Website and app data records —
########################################
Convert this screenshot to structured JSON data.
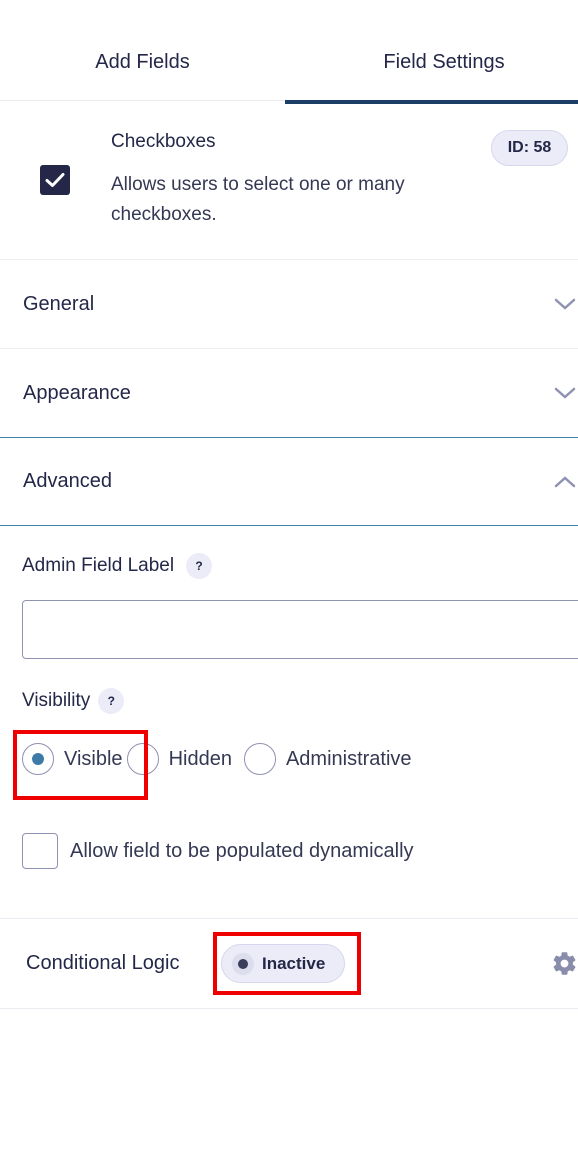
{
  "tabs": [
    {
      "label": "Add Fields",
      "active": false
    },
    {
      "label": "Field Settings",
      "active": true
    }
  ],
  "field": {
    "title": "Checkboxes",
    "description": "Allows users to select one or many checkboxes.",
    "id_badge": "ID: 58",
    "icon": "checkbox-checked-icon"
  },
  "sections": [
    {
      "label": "General",
      "expanded": false,
      "icon": "chevron-down-icon"
    },
    {
      "label": "Appearance",
      "expanded": false,
      "icon": "chevron-down-icon"
    },
    {
      "label": "Advanced",
      "expanded": true,
      "icon": "chevron-up-icon"
    }
  ],
  "advanced": {
    "admin_field_label": {
      "label": "Admin Field Label",
      "help": "?",
      "value": "",
      "placeholder": ""
    },
    "visibility": {
      "label": "Visibility",
      "help": "?",
      "options": [
        {
          "label": "Visible",
          "selected": true
        },
        {
          "label": "Hidden",
          "selected": false
        },
        {
          "label": "Administrative",
          "selected": false
        }
      ]
    },
    "dynamic_population": {
      "label": "Allow field to be populated dynamically",
      "checked": false
    }
  },
  "conditional_logic": {
    "label": "Conditional Logic",
    "status": "Inactive",
    "icon": "gear-icon"
  },
  "colors": {
    "primary_text": "#242748",
    "active_tab_bar": "#1a3e66",
    "radio_selected": "#3e7aa8",
    "badge_bg": "#ececf8",
    "highlight": "#ee0000"
  }
}
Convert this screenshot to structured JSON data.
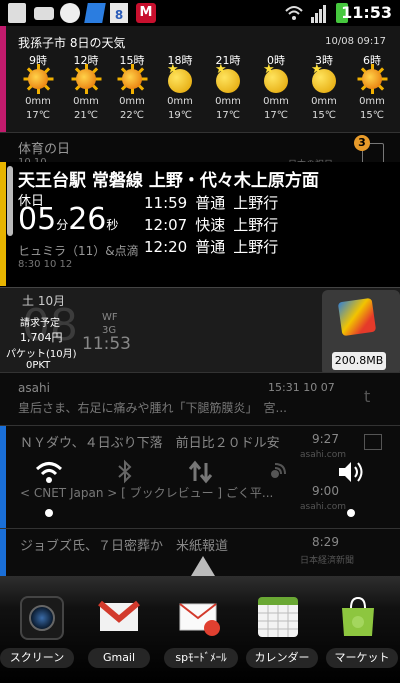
{
  "status_bar": {
    "time": "11:53",
    "badge_number": "8"
  },
  "weather": {
    "title": "我孫子市 8日の天気",
    "updated": "10/08 09:17",
    "hours": [
      {
        "time": "9時",
        "precip": "0mm",
        "temp": "17℃",
        "icon": "sun"
      },
      {
        "time": "12時",
        "precip": "0mm",
        "temp": "21℃",
        "icon": "sun"
      },
      {
        "time": "15時",
        "precip": "0mm",
        "temp": "22℃",
        "icon": "sun"
      },
      {
        "time": "18時",
        "precip": "0mm",
        "temp": "19℃",
        "icon": "moon"
      },
      {
        "time": "21時",
        "precip": "0mm",
        "temp": "17℃",
        "icon": "moon"
      },
      {
        "time": "0時",
        "precip": "0mm",
        "temp": "17℃",
        "icon": "moon"
      },
      {
        "time": "3時",
        "precip": "0mm",
        "temp": "15℃",
        "icon": "moon"
      },
      {
        "time": "6時",
        "precip": "0mm",
        "temp": "15℃",
        "icon": "sun"
      }
    ]
  },
  "calendar": {
    "title": "体育の日",
    "date": "10 10",
    "right_text": "日本の祝日",
    "badge": "3"
  },
  "train": {
    "station": "天王台駅 常磐線 上野・代々木上原方面",
    "day": "休日",
    "countdown_min": "05",
    "min_unit": "分",
    "countdown_sec": "26",
    "sec_unit": "秒",
    "sub1": "ヒュミラ（11）&点滴",
    "sub2": "8:30 10 12",
    "departures": [
      {
        "time": "11:59",
        "type": "普通",
        "dest": "上野行"
      },
      {
        "time": "12:07",
        "type": "快速",
        "dest": "上野行"
      },
      {
        "time": "12:20",
        "type": "普通",
        "dest": "上野行"
      }
    ]
  },
  "clock": {
    "date": "土 10月",
    "billing_label": "請求予定",
    "billing_amount": "1,704円",
    "packet_label": "パケット(10月)",
    "packet_value": "0PKT",
    "network": "WF",
    "network2": "3G",
    "time": "11:53",
    "bg_digits": "08",
    "memory": "200.8MB"
  },
  "news": [
    {
      "source": "asahi",
      "timestamp": "15:31 10 07",
      "headline": "皇后さま、右足に痛みや腫れ「下腿筋膜炎」　宮..."
    },
    {
      "headline": "ＮＹダウ、４日ぶり下落　前日比２０ドル安",
      "time": "9:27",
      "site": "asahi.com"
    },
    {
      "headline": "< CNET Japan > [ ブックレビュー ] ごく平...",
      "time": "9:00",
      "site": "asahi.com"
    },
    {
      "headline": "ジョブズ氏、７日密葬か　米紙報道",
      "time": "8:29",
      "site": "日本経済新聞"
    }
  ],
  "dock": {
    "apps": [
      {
        "label": "スクリーン"
      },
      {
        "label": "Gmail"
      },
      {
        "label": "spﾓｰﾄﾞﾒｰﾙ"
      },
      {
        "label": "カレンダー"
      },
      {
        "label": "マーケット"
      }
    ]
  }
}
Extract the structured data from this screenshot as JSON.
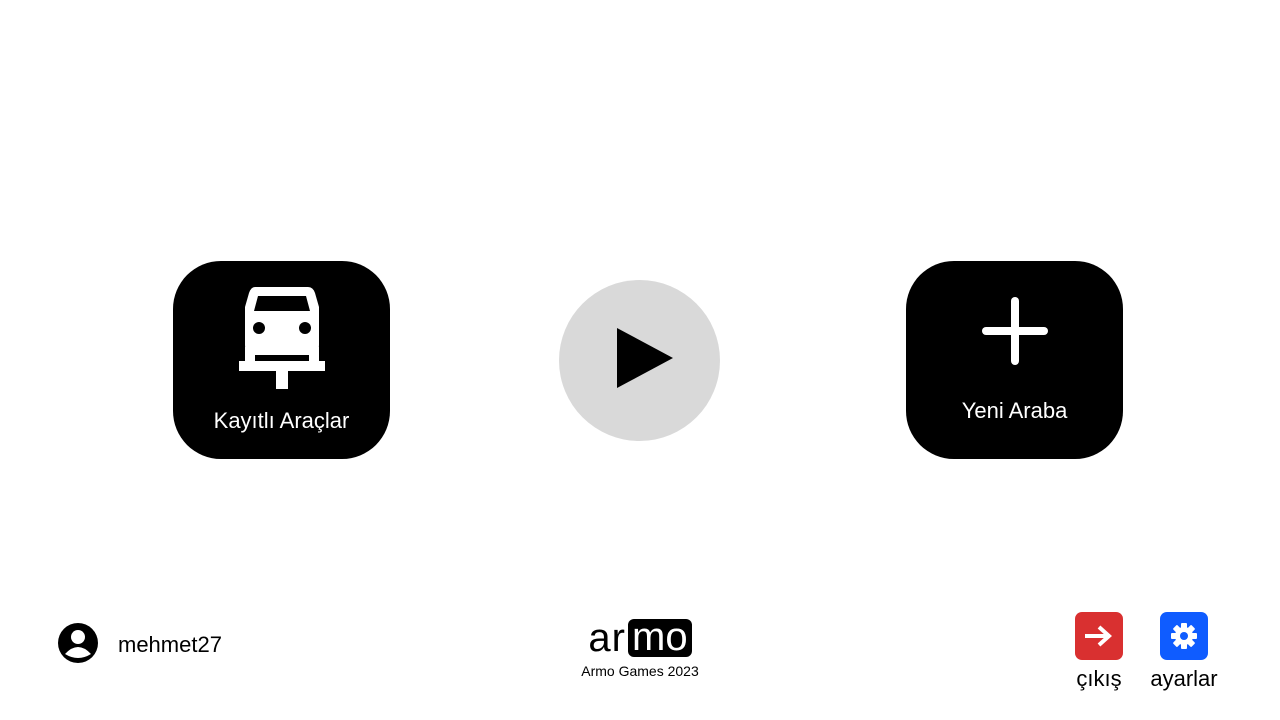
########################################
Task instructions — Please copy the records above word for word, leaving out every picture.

Answer for the task —
Convert this screenshot to structured JSON data.
{
  "tabs": [
    {
      "label": "Add Fields",
      "active": false
    },
    {
      "label": "Field Settings",
      "active": true
    }
  ],
  "field": {
    "title": "Checkboxes",
    "description": "Allows users to select one or many checkboxes.",
    "id_badge": "ID: 58",
    "icon": "checkbox-checked-icon"
  },
  "sections": [
    {
      "label": "General",
      "expanded": false,
      "icon": "chevron-down-icon"
    },
    {
      "label": "Appearance",
      "expanded": false,
      "icon": "chevron-down-icon"
    },
    {
      "label": "Advanced",
      "expanded": true,
      "icon": "chevron-up-icon"
    }
  ],
  "advanced": {
    "admin_field_label": {
      "label": "Admin Field Label",
      "help": "?",
      "value": "",
      "placeholder": ""
    },
    "visibility": {
      "label": "Visibility",
      "help": "?",
      "options": [
        {
          "label": "Visible",
          "selected": true
        },
        {
          "label": "Hidden",
          "selected": false
        },
        {
          "label": "Administrative",
          "selected": false
        }
      ]
    },
    "dynamic_population": {
      "label": "Allow field to be populated dynamically",
      "checked": false
    }
  },
  "conditional_logic": {
    "label": "Conditional Logic",
    "status": "Inactive",
    "icon": "gear-icon"
  },
  "colors": {
    "primary_text": "#242748",
    "active_tab_bar": "#1a3e66",
    "radio_selected": "#3e7aa8",
    "badge_bg": "#ececf8",
    "highlight": "#ee0000"
  }
}
Convert this screenshot to structured JSON data.
{
  "status_bar": {
    "time": "11:53",
    "badge_number": "8"
  },
  "weather": {
    "title": "我孫子市 8日の天気",
    "updated": "10/08 09:17",
    "hours": [
      {
        "time": "9時",
        "precip": "0mm",
        "temp": "17℃",
        "icon": "sun"
      },
      {
        "time": "12時",
        "precip": "0mm",
        "temp": "21℃",
        "icon": "sun"
      },
      {
        "time": "15時",
        "precip": "0mm",
        "temp": "22℃",
        "icon": "sun"
      },
      {
        "time": "18時",
        "precip": "0mm",
        "temp": "19℃",
        "icon": "moon"
      },
      {
        "time": "21時",
        "precip": "0mm",
        "temp": "17℃",
        "icon": "moon"
      },
      {
        "time": "0時",
        "precip": "0mm",
        "temp": "17℃",
        "icon": "moon"
      },
      {
        "time": "3時",
        "precip": "0mm",
        "temp": "15℃",
        "icon": "moon"
      },
      {
        "time": "6時",
        "precip": "0mm",
        "temp": "15℃",
        "icon": "sun"
      }
    ]
  },
  "calendar": {
    "title": "体育の日",
    "date": "10 10",
    "right_text": "日本の祝日",
    "badge": "3"
  },
  "train": {
    "station": "天王台駅 常磐線 上野・代々木上原方面",
    "day": "休日",
    "countdown_min": "05",
    "min_unit": "分",
    "countdown_sec": "26",
    "sec_unit": "秒",
    "sub1": "ヒュミラ（11）&点滴",
    "sub2": "8:30 10 12",
    "departures": [
      {
        "time": "11:59",
        "type": "普通",
        "dest": "上野行"
      },
      {
        "time": "12:07",
        "type": "快速",
        "dest": "上野行"
      },
      {
        "time": "12:20",
        "type": "普通",
        "dest": "上野行"
      }
    ]
  },
  "clock": {
    "date": "土 10月",
    "billing_label": "請求予定",
    "billing_amount": "1,704円",
    "packet_label": "パケット(10月)",
    "packet_value": "0PKT",
    "network": "WF",
    "network2": "3G",
    "time": "11:53",
    "bg_digits": "08",
    "memory": "200.8MB"
  },
  "news": [
    {
      "source": "asahi",
      "timestamp": "15:31 10 07",
      "headline": "皇后さま、右足に痛みや腫れ「下腿筋膜炎」　宮..."
    },
    {
      "headline": "ＮＹダウ、４日ぶり下落　前日比２０ドル安",
      "time": "9:27",
      "site": "asahi.com"
    },
    {
      "headline": "< CNET Japan > [ ブックレビュー ] ごく平...",
      "time": "9:00",
      "site": "asahi.com"
    },
    {
      "headline": "ジョブズ氏、７日密葬か　米紙報道",
      "time": "8:29",
      "site": "日本経済新聞"
    }
  ],
  "dock": {
    "apps": [
      {
        "label": "スクリーン"
      },
      {
        "label": "Gmail"
      },
      {
        "label": "spﾓｰﾄﾞﾒｰﾙ"
      },
      {
        "label": "カレンダー"
      },
      {
        "label": "マーケット"
      }
    ]
  }
}
Extract the structured data from this screenshot as JSON.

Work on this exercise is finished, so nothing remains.